--- Records supplied Enclosed Below ---

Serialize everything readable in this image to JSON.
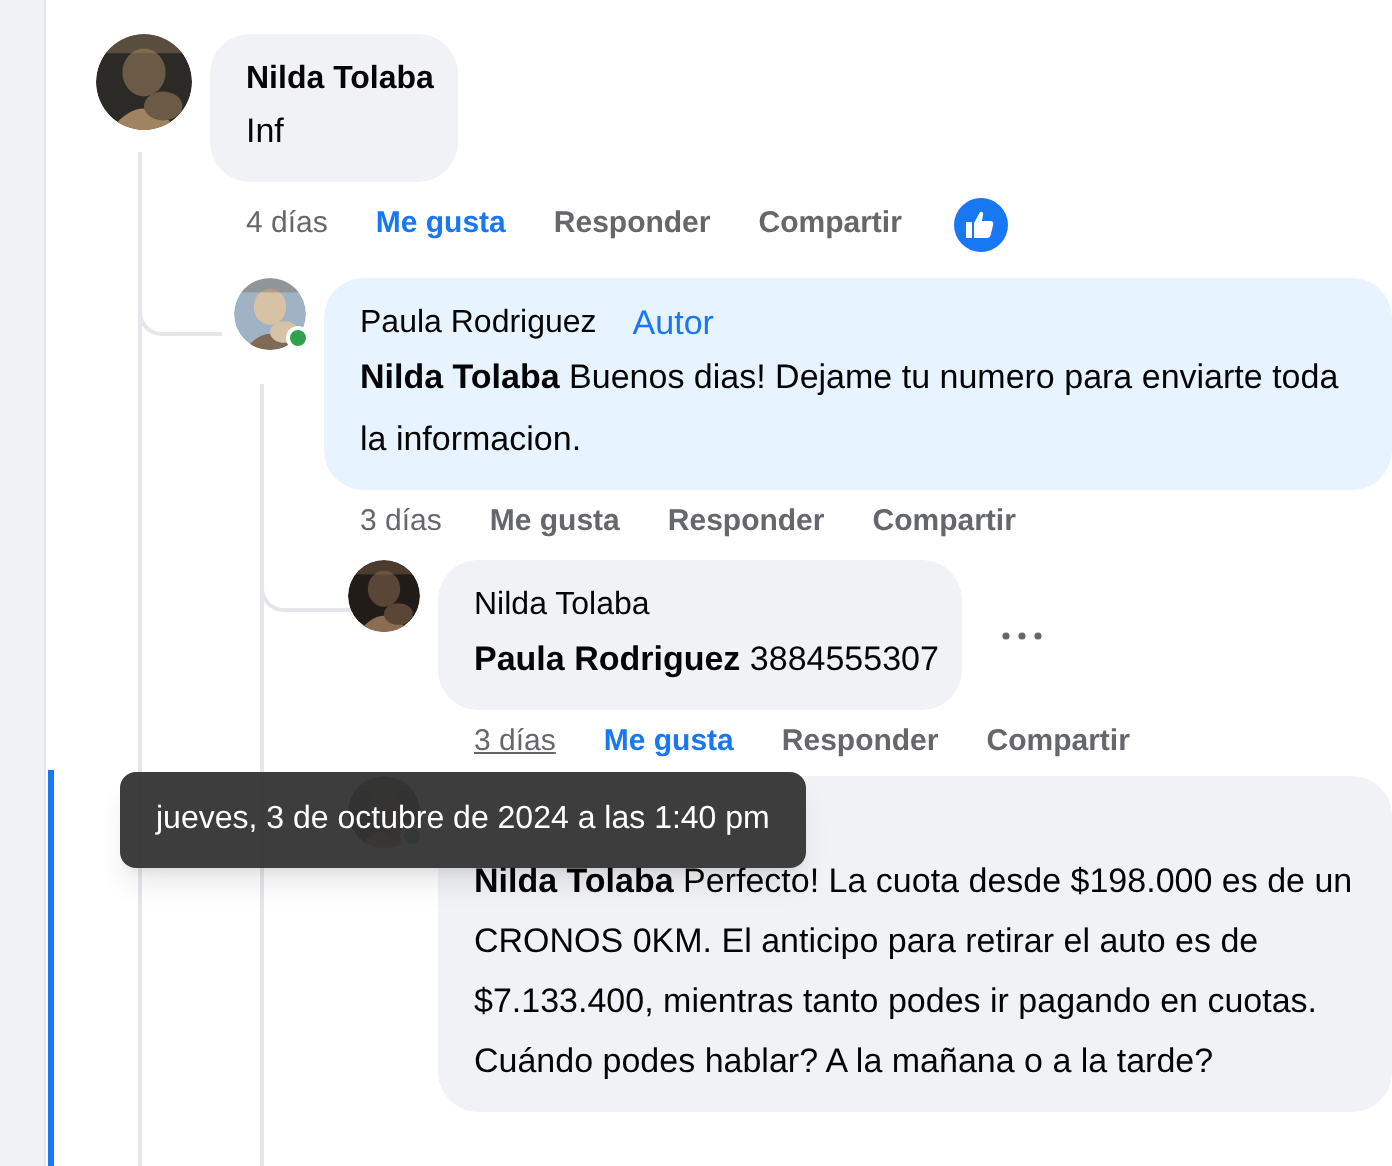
{
  "comments": [
    {
      "author": "Nilda Tolaba",
      "text": "Inf",
      "time": "4 días",
      "like_label": "Me gusta",
      "liked": true,
      "reply_label": "Responder",
      "share_label": "Compartir",
      "has_reaction": true,
      "replies": [
        {
          "author": "Paula Rodriguez",
          "author_badge": "Autor",
          "mention": "Nilda Tolaba",
          "text": "Buenos dias! Dejame tu numero para enviarte toda la informacion.",
          "online": true,
          "time": "3 días",
          "like_label": "Me gusta",
          "liked": false,
          "reply_label": "Responder",
          "share_label": "Compartir",
          "replies": [
            {
              "author": "Nilda Tolaba",
              "mention": "Paula Rodriguez",
              "text": "3884555307",
              "time": "3 días",
              "time_hovered": true,
              "like_label": "Me gusta",
              "liked": true,
              "reply_label": "Responder",
              "share_label": "Compartir",
              "more_menu": true
            },
            {
              "mention": "Nilda Tolaba",
              "text": "Perfecto! La cuota desde $198.000 es de un CRONOS 0KM. El anticipo para retirar el auto es de $7.133.400, mientras tanto podes ir pagando en cuotas. Cuándo podes hablar? A la mañana o a la tarde?",
              "online": true,
              "highlighted": true
            }
          ]
        }
      ]
    }
  ],
  "tooltip": {
    "text": "jueves, 3 de octubre de 2024 a las 1:40 pm"
  }
}
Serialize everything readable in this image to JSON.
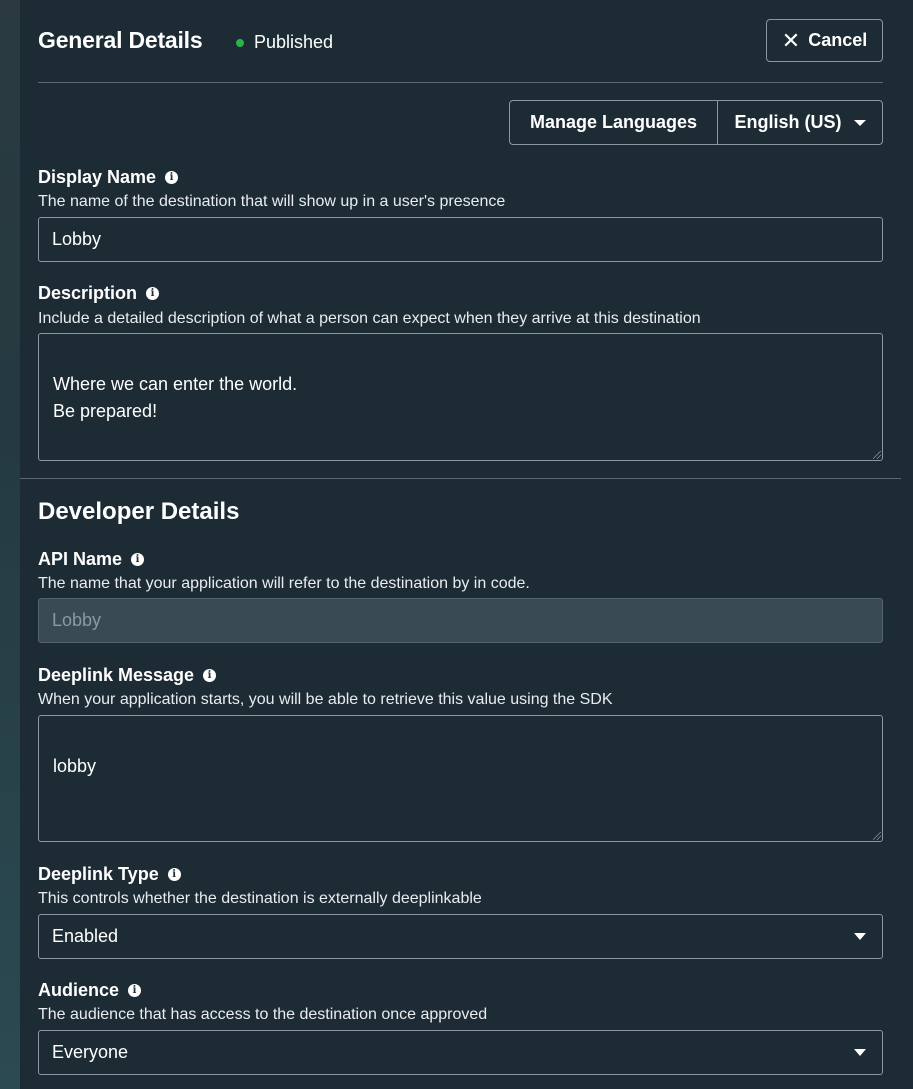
{
  "header": {
    "title": "General Details",
    "status": "Published",
    "status_color": "#2bb34a",
    "cancel_label": "Cancel",
    "cancel_icon": "close-icon"
  },
  "languages": {
    "manage_label": "Manage Languages",
    "selected_language": "English (US)"
  },
  "general": {
    "display_name": {
      "label": "Display Name",
      "help": "The name of the destination that will show up in a user's presence",
      "value": "Lobby"
    },
    "description": {
      "label": "Description",
      "help": "Include a detailed description of what a person can expect when they arrive at this destination",
      "value": "Where we can enter the world.\nBe prepared!"
    }
  },
  "developer": {
    "title": "Developer Details",
    "api_name": {
      "label": "API Name",
      "help": "The name that your application will refer to the destination by in code.",
      "value": "Lobby"
    },
    "deeplink_message": {
      "label": "Deeplink Message",
      "help": "When your application starts, you will be able to retrieve this value using the SDK",
      "value": "lobby"
    },
    "deeplink_type": {
      "label": "Deeplink Type",
      "help": "This controls whether the destination is externally deeplinkable",
      "value": "Enabled"
    },
    "audience": {
      "label": "Audience",
      "help": "The audience that has access to the destination once approved",
      "value": "Everyone"
    }
  },
  "info_icon_glyph": "i"
}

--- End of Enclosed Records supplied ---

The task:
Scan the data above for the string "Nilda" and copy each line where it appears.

Solution for this task:
      "author": "Nilda Tolaba",
          "mention": "Nilda Tolaba",
              "author": "Nilda Tolaba",
              "mention": "Nilda Tolaba",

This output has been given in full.